Social costs of gambling have been examined by economists. They include: The impact of gambling on small businesses and public services; the cost of problem gambling; and the financial burdens of gambling. However, the social impacts of gambling are difficult to quantify. A conceptual model has been developed to help quantify the social costs of gambling.
Economic cost-benefit analysis of gambling
Economic cost-benefit analysis of gambling is important to evaluate whether gambling benefits society and whether it affects the economy. This is important because gambling is an industry that affects society in many ways, such as causing increased crime and reduced productivity. Additionally, it can negatively affect people’s health and relationships. Understanding the social and economic costs associated with gambling can help policymakers make more informed decisions about the future of gambling. They can also help identify effective measures to decrease the costs of gambling.
The cost of gambling to society can be estimated as $1,490 per year for all gamblers and $2,130 for those who only gamble in casinos. However, these estimates are based on a small sample, and they focus on problem gamblers, who account for only half of the total cost. This does not take into account non-problem gamblers who never file for bankruptcy.
Social costs of problem gambling
In Wisconsin, the social costs of problem gambling were estimated to be $307,023,246 per year. These costs included the lost work time, unemployment, theft, and civil court and criminal justice system costs associated with problem gambling. The costs of non-pathological gambling were also included in this estimate.
The study also concluded that the per-person social costs were 43 percent higher than the costs of people who engage in problem gambling treatment. The researchers’ findings were based on a survey of 100 Gamblers Anonymous treatment program participants, and they extrapolated these results to the population of Southern Nevada.
Impacts of gambling on small businesses
A recent study by the American Gaming Association found that casinos can affect local small businesses through increased revenue. This impact can be significant. According to the study, casinos purchase goods and services from local businesses worth about $3 billion a year. However, the study also revealed that a casino’s economic impact may vary depending on its patron mix. Casinos with a large outside patron base tend to generate a larger economic impact than those with a predominantly local patron base.
One study also found that compulsive gambling can contribute to increased tension in marriages and increased divorce and domestic violence. However, it is important to note that the social cost of gambling can also be considered from an individual point of view. For example, it can lead to bankruptcy, loss of employment, and other financial problems. In addition, problem gamblers often use money from relatives and friends to fund their addiction. Moreover, employers must consider the cost of lost productivity, employee absenteeism, and time missed from work.
Impacts of gambling on public services
A limited number of studies have examined the economic impacts of gambling, particularly in terms of costs to society. While these studies have contributed to our understanding of the economic issues involved, they often focus on one aspect of the issue and are largely descriptive. As such, they fail to provide a comprehensive perspective.
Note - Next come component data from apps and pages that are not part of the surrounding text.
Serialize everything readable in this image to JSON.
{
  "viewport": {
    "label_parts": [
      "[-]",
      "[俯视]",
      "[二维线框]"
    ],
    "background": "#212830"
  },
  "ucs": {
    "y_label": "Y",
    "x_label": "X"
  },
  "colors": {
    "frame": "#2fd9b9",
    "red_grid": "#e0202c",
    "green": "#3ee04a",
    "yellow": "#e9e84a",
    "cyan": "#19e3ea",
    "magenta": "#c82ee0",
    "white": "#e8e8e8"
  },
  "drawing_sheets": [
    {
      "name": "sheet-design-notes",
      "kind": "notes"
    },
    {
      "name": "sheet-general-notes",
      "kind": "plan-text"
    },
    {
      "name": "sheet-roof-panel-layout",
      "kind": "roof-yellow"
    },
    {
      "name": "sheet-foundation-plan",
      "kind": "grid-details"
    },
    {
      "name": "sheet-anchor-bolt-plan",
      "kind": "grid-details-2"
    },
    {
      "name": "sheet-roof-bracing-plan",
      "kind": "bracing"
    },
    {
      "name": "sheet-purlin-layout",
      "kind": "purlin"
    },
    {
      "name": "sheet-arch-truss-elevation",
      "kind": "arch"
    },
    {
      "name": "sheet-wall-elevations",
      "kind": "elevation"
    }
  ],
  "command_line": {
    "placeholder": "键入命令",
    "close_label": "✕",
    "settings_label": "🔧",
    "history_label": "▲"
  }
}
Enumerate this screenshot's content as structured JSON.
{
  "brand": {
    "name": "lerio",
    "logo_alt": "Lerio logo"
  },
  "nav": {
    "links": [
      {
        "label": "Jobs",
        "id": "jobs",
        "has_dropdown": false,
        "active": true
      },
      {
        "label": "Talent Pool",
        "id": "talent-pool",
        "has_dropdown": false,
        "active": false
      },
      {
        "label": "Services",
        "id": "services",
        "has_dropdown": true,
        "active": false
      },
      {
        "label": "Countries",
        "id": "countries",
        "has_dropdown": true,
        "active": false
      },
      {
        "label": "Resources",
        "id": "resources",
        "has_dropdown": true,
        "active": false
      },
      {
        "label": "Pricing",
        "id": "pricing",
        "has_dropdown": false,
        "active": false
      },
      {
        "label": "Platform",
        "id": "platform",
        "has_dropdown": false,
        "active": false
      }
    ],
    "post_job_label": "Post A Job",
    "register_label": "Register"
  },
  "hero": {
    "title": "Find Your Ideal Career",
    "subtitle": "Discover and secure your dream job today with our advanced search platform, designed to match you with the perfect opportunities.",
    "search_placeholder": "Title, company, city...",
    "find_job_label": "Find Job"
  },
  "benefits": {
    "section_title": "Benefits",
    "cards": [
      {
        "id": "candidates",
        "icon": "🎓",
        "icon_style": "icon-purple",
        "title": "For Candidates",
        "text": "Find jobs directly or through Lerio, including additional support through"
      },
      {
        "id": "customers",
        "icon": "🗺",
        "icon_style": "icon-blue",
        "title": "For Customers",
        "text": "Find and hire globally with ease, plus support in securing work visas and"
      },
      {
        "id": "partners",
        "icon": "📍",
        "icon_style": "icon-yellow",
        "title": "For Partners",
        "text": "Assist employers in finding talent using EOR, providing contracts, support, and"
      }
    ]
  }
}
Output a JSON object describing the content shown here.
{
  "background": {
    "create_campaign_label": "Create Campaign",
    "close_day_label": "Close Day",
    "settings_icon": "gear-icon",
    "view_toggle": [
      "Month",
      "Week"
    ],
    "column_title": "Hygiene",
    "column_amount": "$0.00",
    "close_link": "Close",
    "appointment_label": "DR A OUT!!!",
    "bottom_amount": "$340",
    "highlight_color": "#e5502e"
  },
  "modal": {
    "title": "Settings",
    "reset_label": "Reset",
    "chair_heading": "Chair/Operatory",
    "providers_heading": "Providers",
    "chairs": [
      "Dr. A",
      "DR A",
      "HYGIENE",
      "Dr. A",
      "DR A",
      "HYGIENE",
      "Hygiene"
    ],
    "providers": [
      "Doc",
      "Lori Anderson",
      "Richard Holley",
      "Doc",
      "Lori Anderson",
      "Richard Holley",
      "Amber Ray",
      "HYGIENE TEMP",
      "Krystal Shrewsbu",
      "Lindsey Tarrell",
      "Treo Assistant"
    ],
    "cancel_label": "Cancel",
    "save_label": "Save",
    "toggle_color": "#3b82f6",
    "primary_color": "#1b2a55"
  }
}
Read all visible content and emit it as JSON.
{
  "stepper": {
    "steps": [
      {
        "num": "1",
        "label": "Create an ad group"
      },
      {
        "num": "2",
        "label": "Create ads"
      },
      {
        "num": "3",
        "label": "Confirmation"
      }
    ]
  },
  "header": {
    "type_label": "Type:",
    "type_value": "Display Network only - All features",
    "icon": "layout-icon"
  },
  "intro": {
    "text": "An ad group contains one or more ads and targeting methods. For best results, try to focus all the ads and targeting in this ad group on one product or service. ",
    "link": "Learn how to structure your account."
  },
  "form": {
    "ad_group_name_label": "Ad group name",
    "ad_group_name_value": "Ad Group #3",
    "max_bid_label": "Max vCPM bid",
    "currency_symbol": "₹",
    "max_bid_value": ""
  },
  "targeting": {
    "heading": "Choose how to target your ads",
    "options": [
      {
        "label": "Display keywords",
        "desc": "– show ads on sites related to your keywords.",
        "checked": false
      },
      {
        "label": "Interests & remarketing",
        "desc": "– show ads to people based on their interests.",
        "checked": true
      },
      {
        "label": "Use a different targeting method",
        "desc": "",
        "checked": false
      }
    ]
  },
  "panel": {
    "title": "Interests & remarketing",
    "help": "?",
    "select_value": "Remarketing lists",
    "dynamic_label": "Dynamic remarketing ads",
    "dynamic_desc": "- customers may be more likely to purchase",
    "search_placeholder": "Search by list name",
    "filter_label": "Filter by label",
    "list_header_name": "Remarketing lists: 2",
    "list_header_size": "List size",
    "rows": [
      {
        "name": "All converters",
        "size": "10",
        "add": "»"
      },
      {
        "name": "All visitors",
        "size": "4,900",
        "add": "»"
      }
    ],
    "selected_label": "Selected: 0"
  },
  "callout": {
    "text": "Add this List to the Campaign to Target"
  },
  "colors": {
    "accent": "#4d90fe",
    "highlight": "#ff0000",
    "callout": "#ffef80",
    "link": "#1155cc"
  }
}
To date, only one state has conducted an in-depth statewide analysis of the impact of gambling on public services. The Florida Budgeting Office, however, concurred with the findings of the congressional hearings and has released a report on the impacts of legalized gambling on the state’s public services. In its report, the Florida Budgeting Office highlights some of the overlooked issues related to the effects of gambling, including tax revenues, job creation, and social-welfare costs.
Impacts of problem gambling in deprived areas
Problem gambling is a common and potentially dangerous behaviour. It is also associated with a high risk of homelessness. Eighty-two percent of problem gamblers indicated that their gambling had preceded their homelessness. However, these findings do not prove that gambling is the main cause of homelessness. Rather, they indicate that gambling can be linked to other harmful habits, such as alcohol and tobacco consumption.
Although neighborhood disadvantages do not appear to be a causal factor, they are a major predictor of problem gambling. The ecological characteristics of the neighborhood may influence the development of problem gambling, and residents may move to areas where problem gambling is prevalent. Furthermore, an over-abundance of problem gambling may contribute to neighborhood disorganization. Future research should examine these factors, as well as the type of social control within the neighborhood.